═════ ENTRIES PROVIDED

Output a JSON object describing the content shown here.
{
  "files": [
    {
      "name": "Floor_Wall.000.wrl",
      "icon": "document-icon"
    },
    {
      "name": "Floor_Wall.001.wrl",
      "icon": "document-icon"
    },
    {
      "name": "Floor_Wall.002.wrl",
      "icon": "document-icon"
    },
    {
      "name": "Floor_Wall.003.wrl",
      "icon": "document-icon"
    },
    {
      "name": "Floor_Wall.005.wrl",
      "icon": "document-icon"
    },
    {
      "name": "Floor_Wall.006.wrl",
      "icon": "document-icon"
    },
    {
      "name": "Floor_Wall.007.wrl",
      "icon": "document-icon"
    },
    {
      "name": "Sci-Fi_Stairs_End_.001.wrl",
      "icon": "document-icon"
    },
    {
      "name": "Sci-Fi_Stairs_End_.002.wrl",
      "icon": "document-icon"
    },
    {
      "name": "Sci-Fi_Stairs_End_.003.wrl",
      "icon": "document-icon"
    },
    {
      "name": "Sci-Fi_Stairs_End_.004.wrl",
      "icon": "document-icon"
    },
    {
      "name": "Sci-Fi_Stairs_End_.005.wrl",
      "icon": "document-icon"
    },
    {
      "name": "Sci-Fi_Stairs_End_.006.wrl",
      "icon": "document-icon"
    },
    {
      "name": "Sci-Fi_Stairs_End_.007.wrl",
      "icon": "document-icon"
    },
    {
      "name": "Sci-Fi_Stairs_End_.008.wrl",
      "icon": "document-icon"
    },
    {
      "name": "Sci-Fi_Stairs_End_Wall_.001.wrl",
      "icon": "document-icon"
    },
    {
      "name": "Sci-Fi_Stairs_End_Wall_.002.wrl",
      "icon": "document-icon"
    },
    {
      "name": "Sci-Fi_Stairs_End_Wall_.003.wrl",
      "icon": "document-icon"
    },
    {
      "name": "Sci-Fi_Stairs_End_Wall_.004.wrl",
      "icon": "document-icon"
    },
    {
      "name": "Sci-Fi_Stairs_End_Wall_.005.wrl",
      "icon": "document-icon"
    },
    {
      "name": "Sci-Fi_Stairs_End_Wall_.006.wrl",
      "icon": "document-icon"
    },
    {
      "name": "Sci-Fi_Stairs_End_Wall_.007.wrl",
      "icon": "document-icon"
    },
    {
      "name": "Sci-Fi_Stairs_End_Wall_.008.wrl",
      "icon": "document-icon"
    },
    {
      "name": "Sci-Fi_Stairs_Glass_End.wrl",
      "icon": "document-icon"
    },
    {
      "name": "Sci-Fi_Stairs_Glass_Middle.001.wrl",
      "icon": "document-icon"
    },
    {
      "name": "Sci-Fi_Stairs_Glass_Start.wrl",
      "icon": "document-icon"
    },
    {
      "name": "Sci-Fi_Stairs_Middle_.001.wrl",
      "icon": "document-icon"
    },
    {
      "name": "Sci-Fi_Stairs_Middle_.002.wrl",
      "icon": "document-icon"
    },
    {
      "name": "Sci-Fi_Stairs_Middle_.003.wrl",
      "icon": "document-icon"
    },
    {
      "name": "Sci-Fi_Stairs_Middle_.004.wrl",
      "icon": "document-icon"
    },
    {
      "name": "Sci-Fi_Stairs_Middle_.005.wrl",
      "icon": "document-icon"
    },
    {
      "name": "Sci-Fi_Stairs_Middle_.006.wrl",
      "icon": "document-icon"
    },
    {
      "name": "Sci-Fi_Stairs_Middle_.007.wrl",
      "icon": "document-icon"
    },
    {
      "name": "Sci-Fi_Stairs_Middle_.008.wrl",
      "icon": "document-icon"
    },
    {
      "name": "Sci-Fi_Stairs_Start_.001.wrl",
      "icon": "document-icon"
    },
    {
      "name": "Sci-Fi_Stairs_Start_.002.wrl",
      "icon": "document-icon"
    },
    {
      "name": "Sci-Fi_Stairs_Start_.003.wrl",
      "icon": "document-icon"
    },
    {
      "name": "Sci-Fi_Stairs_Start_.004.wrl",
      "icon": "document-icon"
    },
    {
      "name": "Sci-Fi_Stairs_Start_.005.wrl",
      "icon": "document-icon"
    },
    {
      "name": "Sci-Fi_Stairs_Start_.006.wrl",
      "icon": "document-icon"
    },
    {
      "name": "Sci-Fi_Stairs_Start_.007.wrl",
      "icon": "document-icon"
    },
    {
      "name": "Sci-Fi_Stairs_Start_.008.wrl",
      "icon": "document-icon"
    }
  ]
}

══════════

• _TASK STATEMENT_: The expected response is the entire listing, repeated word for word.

• _RESPONSE BOX_:
Output a JSON object describing the content shown here.
{
  "files": [
    {
      "name": "Floor_Wall.000.wrl",
      "icon": "document-icon"
    },
    {
      "name": "Floor_Wall.001.wrl",
      "icon": "document-icon"
    },
    {
      "name": "Floor_Wall.002.wrl",
      "icon": "document-icon"
    },
    {
      "name": "Floor_Wall.003.wrl",
      "icon": "document-icon"
    },
    {
      "name": "Floor_Wall.005.wrl",
      "icon": "document-icon"
    },
    {
      "name": "Floor_Wall.006.wrl",
      "icon": "document-icon"
    },
    {
      "name": "Floor_Wall.007.wrl",
      "icon": "document-icon"
    },
    {
      "name": "Sci-Fi_Stairs_End_.001.wrl",
      "icon": "document-icon"
    },
    {
      "name": "Sci-Fi_Stairs_End_.002.wrl",
      "icon": "document-icon"
    },
    {
      "name": "Sci-Fi_Stairs_End_.003.wrl",
      "icon": "document-icon"
    },
    {
      "name": "Sci-Fi_Stairs_End_.004.wrl",
      "icon": "document-icon"
    },
    {
      "name": "Sci-Fi_Stairs_End_.005.wrl",
      "icon": "document-icon"
    },
    {
      "name": "Sci-Fi_Stairs_End_.006.wrl",
      "icon": "document-icon"
    },
    {
      "name": "Sci-Fi_Stairs_End_.007.wrl",
      "icon": "document-icon"
    },
    {
      "name": "Sci-Fi_Stairs_End_.008.wrl",
      "icon": "document-icon"
    },
    {
      "name": "Sci-Fi_Stairs_End_Wall_.001.wrl",
      "icon": "document-icon"
    },
    {
      "name": "Sci-Fi_Stairs_End_Wall_.002.wrl",
      "icon": "document-icon"
    },
    {
      "name": "Sci-Fi_Stairs_End_Wall_.003.wrl",
      "icon": "document-icon"
    },
    {
      "name": "Sci-Fi_Stairs_End_Wall_.004.wrl",
      "icon": "document-icon"
    },
    {
      "name": "Sci-Fi_Stairs_End_Wall_.005.wrl",
      "icon": "document-icon"
    },
    {
      "name": "Sci-Fi_Stairs_End_Wall_.006.wrl",
      "icon": "document-icon"
    },
    {
      "name": "Sci-Fi_Stairs_End_Wall_.007.wrl",
      "icon": "document-icon"
    },
    {
      "name": "Sci-Fi_Stairs_End_Wall_.008.wrl",
      "icon": "document-icon"
    },
    {
      "name": "Sci-Fi_Stairs_Glass_End.wrl",
      "icon": "document-icon"
    },
    {
      "name": "Sci-Fi_Stairs_Glass_Middle.001.wrl",
      "icon": "document-icon"
    },
    {
      "name": "Sci-Fi_Stairs_Glass_Start.wrl",
      "icon": "document-icon"
    },
    {
      "name": "Sci-Fi_Stairs_Middle_.001.wrl",
      "icon": "document-icon"
    },
    {
      "name": "Sci-Fi_Stairs_Middle_.002.wrl",
      "icon": "document-icon"
    },
    {
      "name": "Sci-Fi_Stairs_Middle_.003.wrl",
      "icon": "document-icon"
    },
    {
      "name": "Sci-Fi_Stairs_Middle_.004.wrl",
      "icon": "document-icon"
    },
    {
      "name": "Sci-Fi_Stairs_Middle_.005.wrl",
      "icon": "document-icon"
    },
    {
      "name": "Sci-Fi_Stairs_Middle_.006.wrl",
      "icon": "document-icon"
    },
    {
      "name": "Sci-Fi_Stairs_Middle_.007.wrl",
      "icon": "document-icon"
    },
    {
      "name": "Sci-Fi_Stairs_Middle_.008.wrl",
      "icon": "document-icon"
    },
    {
      "name": "Sci-Fi_Stairs_Start_.001.wrl",
      "icon": "document-icon"
    },
    {
      "name": "Sci-Fi_Stairs_Start_.002.wrl",
      "icon": "document-icon"
    },
    {
      "name": "Sci-Fi_Stairs_Start_.003.wrl",
      "icon": "document-icon"
    },
    {
      "name": "Sci-Fi_Stairs_Start_.004.wrl",
      "icon": "document-icon"
    },
    {
      "name": "Sci-Fi_Stairs_Start_.005.wrl",
      "icon": "document-icon"
    },
    {
      "name": "Sci-Fi_Stairs_Start_.006.wrl",
      "icon": "document-icon"
    },
    {
      "name": "Sci-Fi_Stairs_Start_.007.wrl",
      "icon": "document-icon"
    },
    {
      "name": "Sci-Fi_Stairs_Start_.008.wrl",
      "icon": "document-icon"
    }
  ]
}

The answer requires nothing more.